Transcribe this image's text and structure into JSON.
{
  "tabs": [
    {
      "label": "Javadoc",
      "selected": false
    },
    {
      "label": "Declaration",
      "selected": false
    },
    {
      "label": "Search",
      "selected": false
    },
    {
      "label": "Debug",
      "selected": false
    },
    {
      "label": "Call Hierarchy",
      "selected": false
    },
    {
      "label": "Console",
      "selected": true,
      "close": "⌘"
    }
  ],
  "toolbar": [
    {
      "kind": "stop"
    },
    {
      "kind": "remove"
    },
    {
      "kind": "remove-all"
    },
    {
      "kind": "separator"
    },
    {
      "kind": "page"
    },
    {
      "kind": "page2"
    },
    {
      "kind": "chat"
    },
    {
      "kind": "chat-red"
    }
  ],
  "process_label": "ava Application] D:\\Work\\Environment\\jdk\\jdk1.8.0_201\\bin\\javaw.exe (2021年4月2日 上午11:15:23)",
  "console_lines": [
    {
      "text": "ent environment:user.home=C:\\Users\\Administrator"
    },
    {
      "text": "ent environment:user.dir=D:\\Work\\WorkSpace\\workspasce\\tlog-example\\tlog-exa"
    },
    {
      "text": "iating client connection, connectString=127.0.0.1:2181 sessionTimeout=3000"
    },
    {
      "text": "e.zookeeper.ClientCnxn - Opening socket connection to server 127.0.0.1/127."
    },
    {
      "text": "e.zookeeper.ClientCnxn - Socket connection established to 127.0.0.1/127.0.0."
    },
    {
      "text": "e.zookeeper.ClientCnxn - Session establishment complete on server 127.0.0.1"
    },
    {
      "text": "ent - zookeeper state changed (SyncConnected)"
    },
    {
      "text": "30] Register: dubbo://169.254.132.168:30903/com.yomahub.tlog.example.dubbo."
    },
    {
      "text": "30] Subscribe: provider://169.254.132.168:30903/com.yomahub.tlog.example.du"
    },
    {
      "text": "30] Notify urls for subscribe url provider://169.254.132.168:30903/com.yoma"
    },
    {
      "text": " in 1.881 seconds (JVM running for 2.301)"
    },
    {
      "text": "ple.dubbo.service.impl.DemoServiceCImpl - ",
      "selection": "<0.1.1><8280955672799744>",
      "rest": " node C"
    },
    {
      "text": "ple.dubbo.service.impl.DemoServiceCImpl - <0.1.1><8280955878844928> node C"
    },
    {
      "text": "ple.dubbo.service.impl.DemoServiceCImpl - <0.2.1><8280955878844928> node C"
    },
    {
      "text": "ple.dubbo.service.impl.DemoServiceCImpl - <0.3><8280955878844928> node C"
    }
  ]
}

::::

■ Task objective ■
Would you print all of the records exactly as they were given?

■ Solution to this problem ■
Transcribe this image's text and structure into JSON.
{
  "tabs": [
    {
      "label": "Javadoc",
      "selected": false
    },
    {
      "label": "Declaration",
      "selected": false
    },
    {
      "label": "Search",
      "selected": false
    },
    {
      "label": "Debug",
      "selected": false
    },
    {
      "label": "Call Hierarchy",
      "selected": false
    },
    {
      "label": "Console",
      "selected": true,
      "close": "⌘"
    }
  ],
  "toolbar": [
    {
      "kind": "stop"
    },
    {
      "kind": "remove"
    },
    {
      "kind": "remove-all"
    },
    {
      "kind": "separator"
    },
    {
      "kind": "page"
    },
    {
      "kind": "page2"
    },
    {
      "kind": "chat"
    },
    {
      "kind": "chat-red"
    }
  ],
  "process_label": "ava Application] D:\\Work\\Environment\\jdk\\jdk1.8.0_201\\bin\\javaw.exe (2021年4月2日 上午11:15:23)",
  "console_lines": [
    {
      "text": "ent environment:user.home=C:\\Users\\Administrator"
    },
    {
      "text": "ent environment:user.dir=D:\\Work\\WorkSpace\\workspasce\\tlog-example\\tlog-exa"
    },
    {
      "text": "iating client connection, connectString=127.0.0.1:2181 sessionTimeout=3000"
    },
    {
      "text": "e.zookeeper.ClientCnxn - Opening socket connection to server 127.0.0.1/127."
    },
    {
      "text": "e.zookeeper.ClientCnxn - Socket connection established to 127.0.0.1/127.0.0."
    },
    {
      "text": "e.zookeeper.ClientCnxn - Session establishment complete on server 127.0.0.1"
    },
    {
      "text": "ent - zookeeper state changed (SyncConnected)"
    },
    {
      "text": "30] Register: dubbo://169.254.132.168:30903/com.yomahub.tlog.example.dubbo."
    },
    {
      "text": "30] Subscribe: provider://169.254.132.168:30903/com.yomahub.tlog.example.du"
    },
    {
      "text": "30] Notify urls for subscribe url provider://169.254.132.168:30903/com.yoma"
    },
    {
      "text": " in 1.881 seconds (JVM running for 2.301)"
    },
    {
      "text": "ple.dubbo.service.impl.DemoServiceCImpl - ",
      "selection": "<0.1.1><8280955672799744>",
      "rest": " node C"
    },
    {
      "text": "ple.dubbo.service.impl.DemoServiceCImpl - <0.1.1><8280955878844928> node C"
    },
    {
      "text": "ple.dubbo.service.impl.DemoServiceCImpl - <0.2.1><8280955878844928> node C"
    },
    {
      "text": "ple.dubbo.service.impl.DemoServiceCImpl - <0.3><8280955878844928> node C"
    }
  ]
}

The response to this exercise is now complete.